I Love How You Love Me - Bella Andre
Bella Andre - The Sullivans #13 - I Love How You Love Me
I Love How You Love Me (The Sullivans #13)
Grace Adrian needed Dylan Sullivan. Badly enough that when the babysitter she’d scheduled to watch her ten-month-old son bailed on her at the last second, she strapped Mason into the backseat of her car and headed down to the Seattle harbor with him.
Fifteen minutes later, she pulled into the parking lot beside Dylan’s boathouse. Mason, who had been happily gnawing on his favorite stuffed giraffe during the drive, immediately lifted his arms to her when she opened the rear door.
“I’ve got to unstrap you first, cutie.” The second he was free, he all but jumped into her arms. She closed her eyes as she caught him and cuddled him close. The past year and a half hadn’t been easy, but she wouldn’t trade her son, or her immense love for him, for anything.
Grace had plenty of regrets...but Mason wasn’t one of them.
She was just shifting him to her hip so that she could straighten out her navy-blue suit when he whimpered. “Do you want to take your giraffe with you?” She handed it to him, but he batted it out of her hand. “We’ll have to clean him before you put him back in your mouth,” she said in a gentle voice as she picked up the stuffed toy from the ground and put it into the car, “but don’t worry, I have another one of your favorite toys.” Mason immediately began to shake the multicolored circular rattle she handed him.
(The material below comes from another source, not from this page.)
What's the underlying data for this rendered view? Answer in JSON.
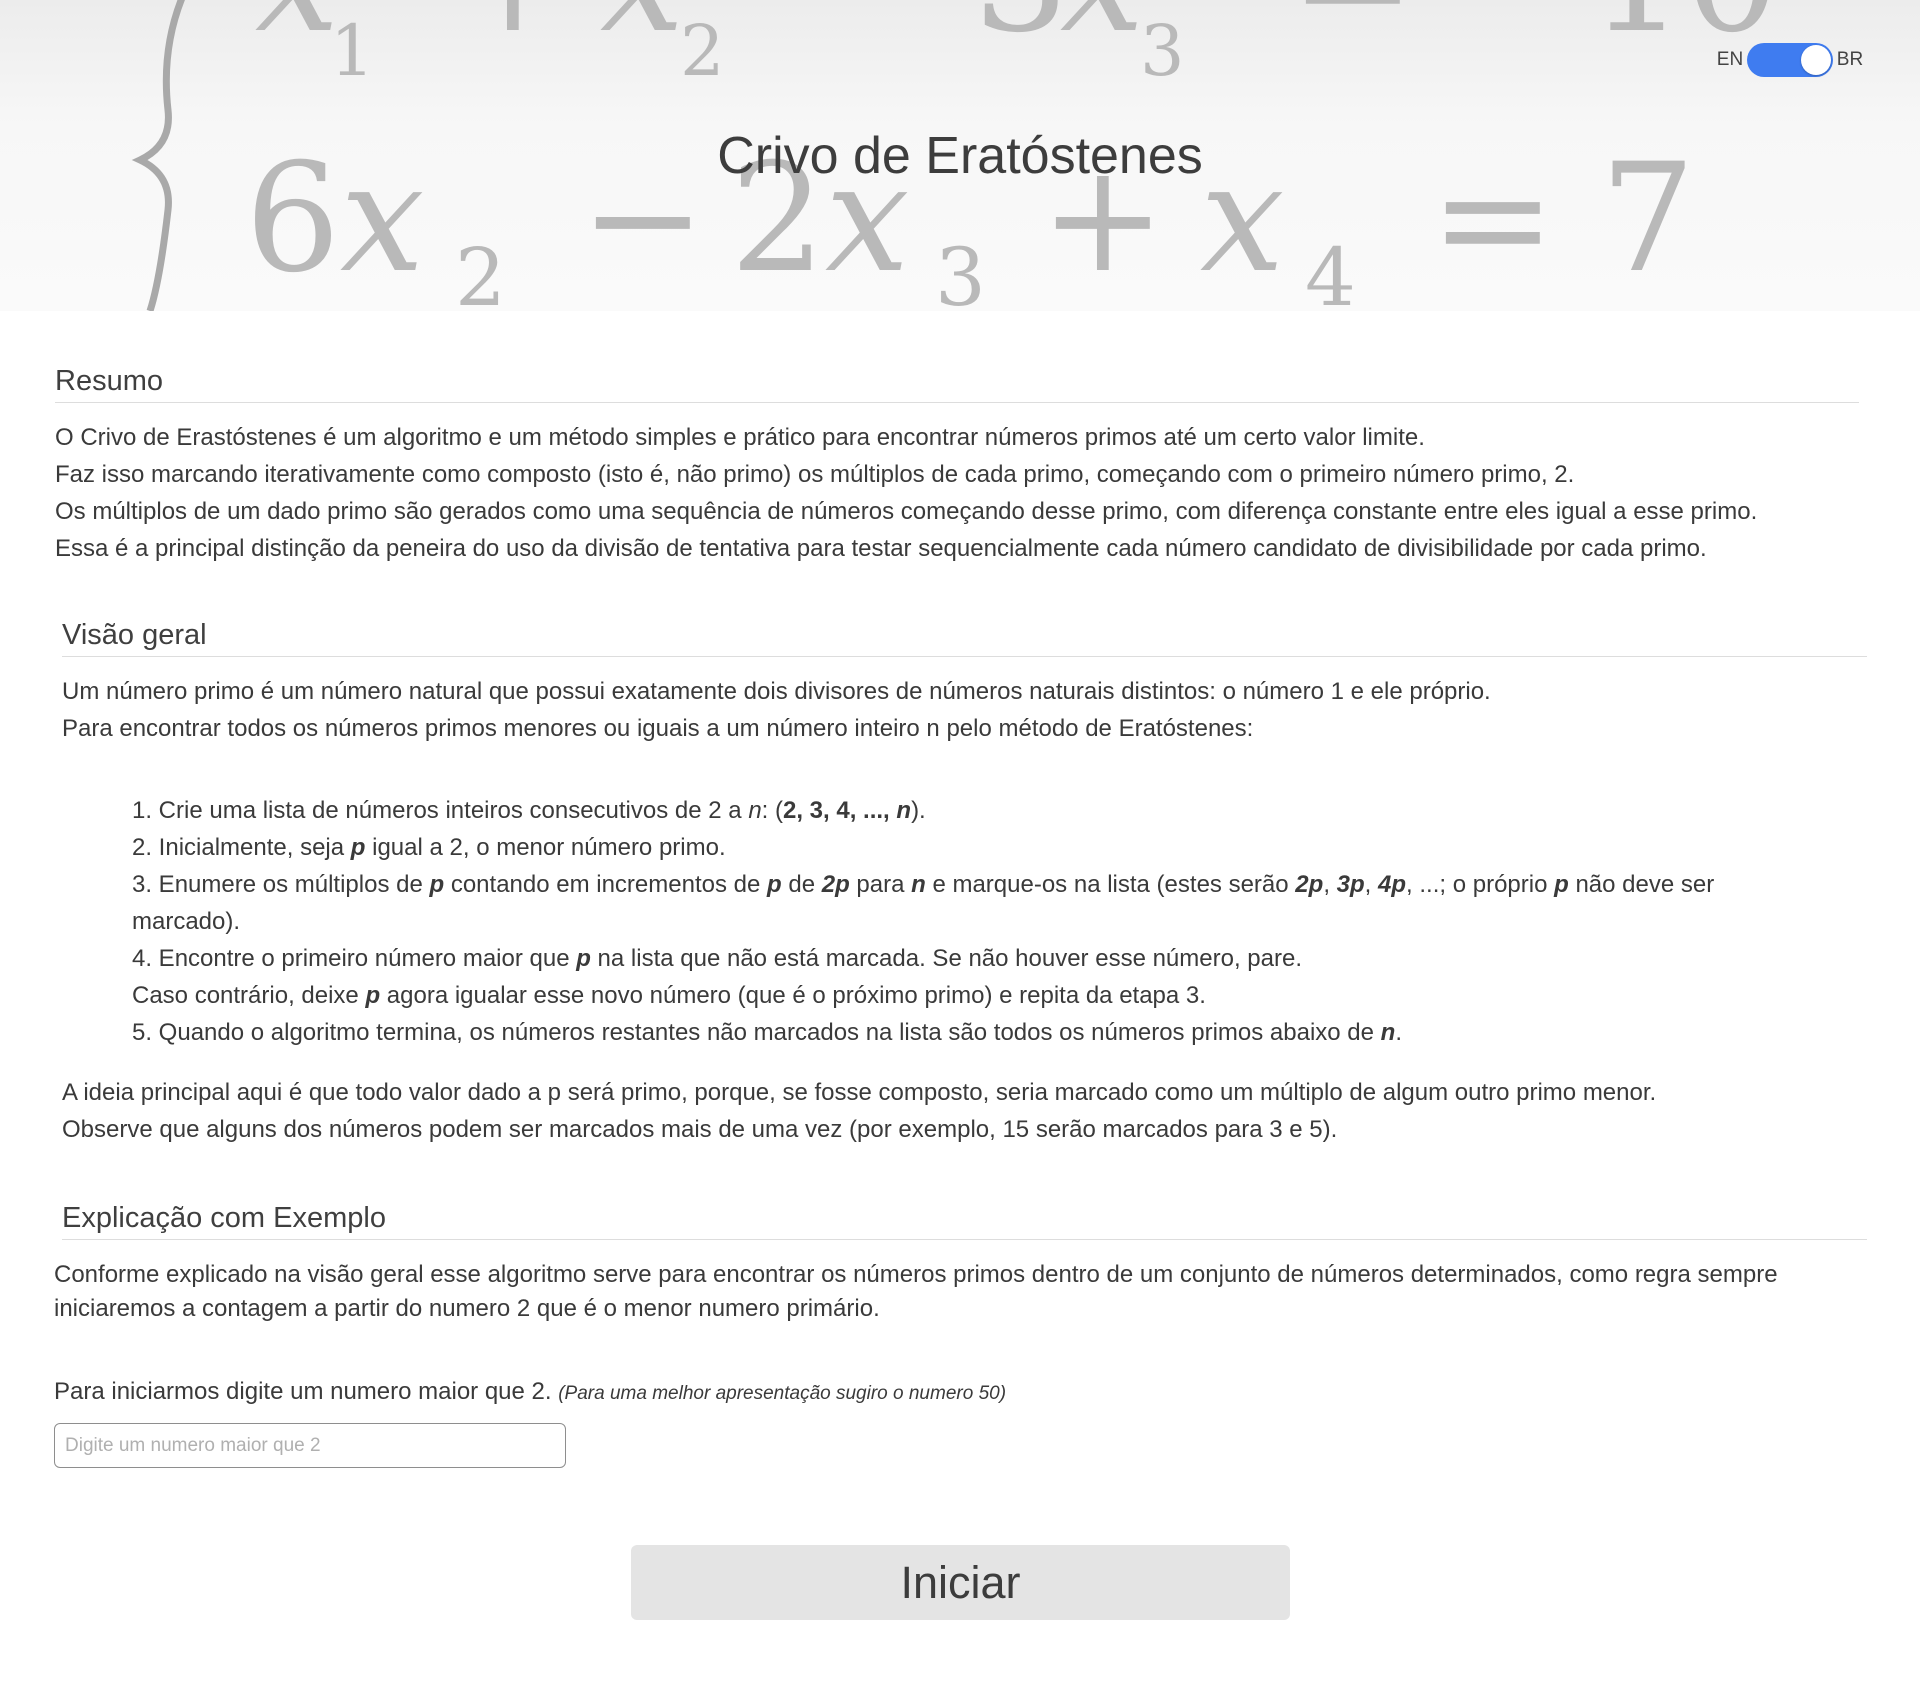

Grace did her best to adjust her clothes, then ran a hand through her long, dark hair in an effort to look as professional as possible while she spoke with Dylan. At least, she hoped she was going to speak to him today, given that he hadn’t returned a single one of her phone messages over the past week. She would have sent him an email if she could have found a website or email address for him, but he was one of the few people on the planet who didn’t seem to have either. Which was, she’d decided, just plain weird. How did he run his business if people couldn’t reach him?
“Time to go track down the elusive Mr. Sullivan,” she said to Mason as they headed together across the parking lot.
Her son bore down hard with his gums on his toy by way of response, but it was good enough for Grace. She’d become a master at one-sided conversations during the past ten months, and it was amazing just how much she could find to say on her end, even when the only response she ever got was a gurgle, giggle, or wail.
“Let’s pray that he’s nice and willing to cooperate.”
The strange thing was how little information she’d been able to find about Dylan. No interviews, nothing where he was talking himself up. What kind of man didn’t want to promote himself? Especially when he was not only one of the most respected wooden-sailboat makers on the West Coast, and a multi-winning sailboat racer, but he was also related to some of the wealthiest—and most well-known—people in the world, including a movie star, two rock stars, and a billionaire CEO.
It was only one of the many questions she needed to ask him.
But while she hadn’t been able to find much written information about him on the Internet, she’d found plenty of pictures. Grace had vowed never to be wowed by a pretty face ever again, but that didn’t mean she didn’t notice a good-looking guy when she saw one. And there was no doubt whatsoever that Dylan was a very attractive man.
Still, she couldn’t help but think he’d be a heck of a lot more attractive if he actually returned one of her phone calls.
As she carefully dodged one of the puddles from the previous evening’s rainstorm and breathed in the sweet yet salty sea air on the surprisingly warm and muggy day, she thought again how happy she was about her move to Seattle. Sure, it rained quite a bit, but she loved how dust never had a chance to settle. Plus, constant rain meant there was water pretty much everywhere. She’d grown up on a farm half an hour outside of Washington, D.C., and had loved playing in the river and streams, but the only time she’d been out on the ocean had been with her ex a year and a half ago. She’d loved